All of the records below are to be given again word for word, with the pictures removed.

── PROVIDED MATERIAL ──

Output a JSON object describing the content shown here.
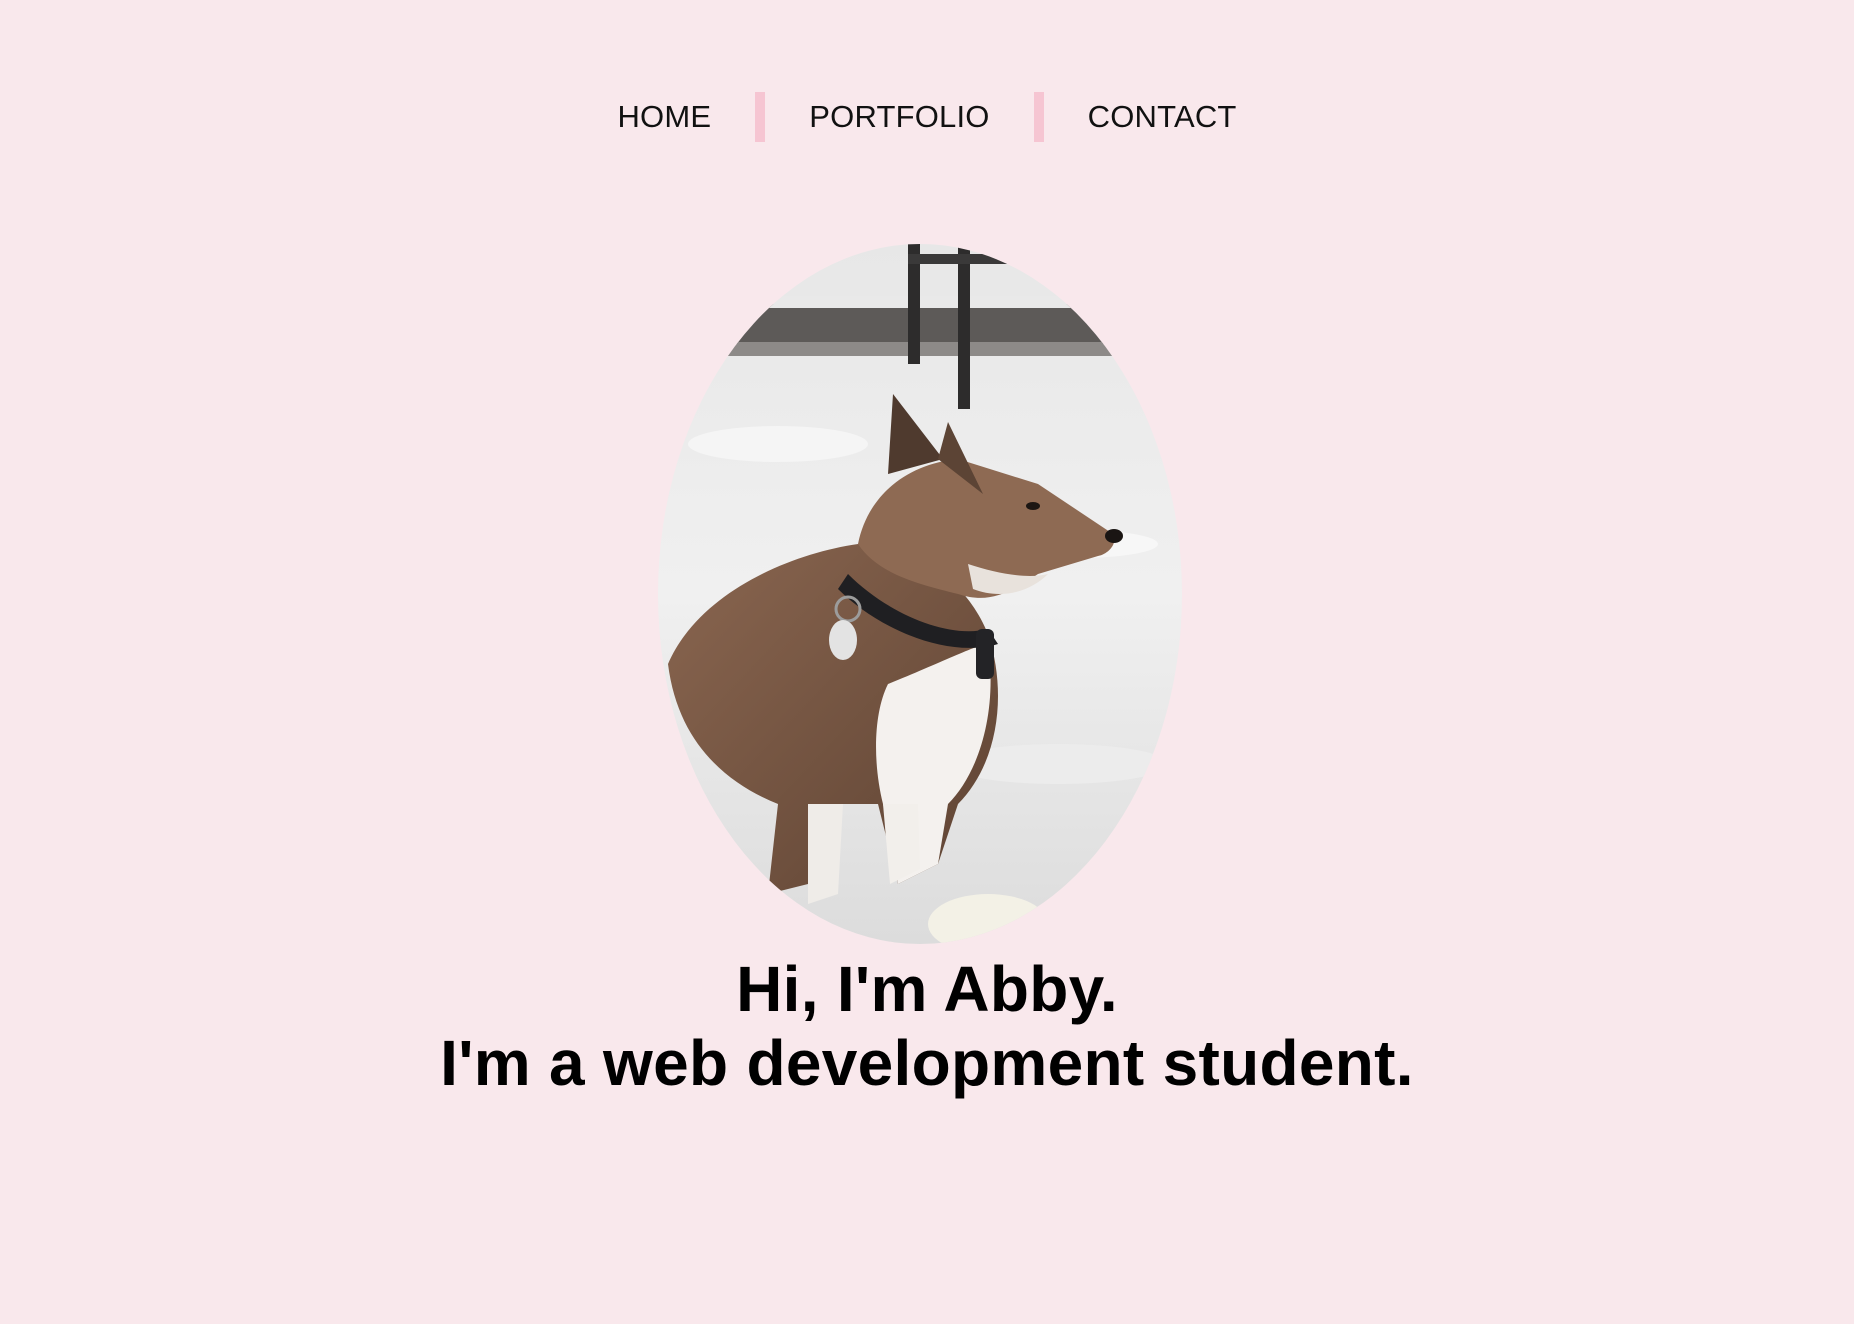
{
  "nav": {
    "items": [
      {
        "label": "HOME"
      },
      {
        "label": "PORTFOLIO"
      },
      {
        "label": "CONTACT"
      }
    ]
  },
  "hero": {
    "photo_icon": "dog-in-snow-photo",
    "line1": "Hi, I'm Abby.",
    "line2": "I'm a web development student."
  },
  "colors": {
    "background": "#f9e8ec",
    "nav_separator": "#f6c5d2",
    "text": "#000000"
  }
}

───

**ANSWER BOX**
Output a JSON object describing the content shown here.
{
  "nav": {
    "items": [
      {
        "label": "HOME"
      },
      {
        "label": "PORTFOLIO"
      },
      {
        "label": "CONTACT"
      }
    ]
  },
  "hero": {
    "photo_icon": "dog-in-snow-photo",
    "line1": "Hi, I'm Abby.",
    "line2": "I'm a web development student."
  },
  "colors": {
    "background": "#f9e8ec",
    "nav_separator": "#f6c5d2",
    "text": "#000000"
  }
}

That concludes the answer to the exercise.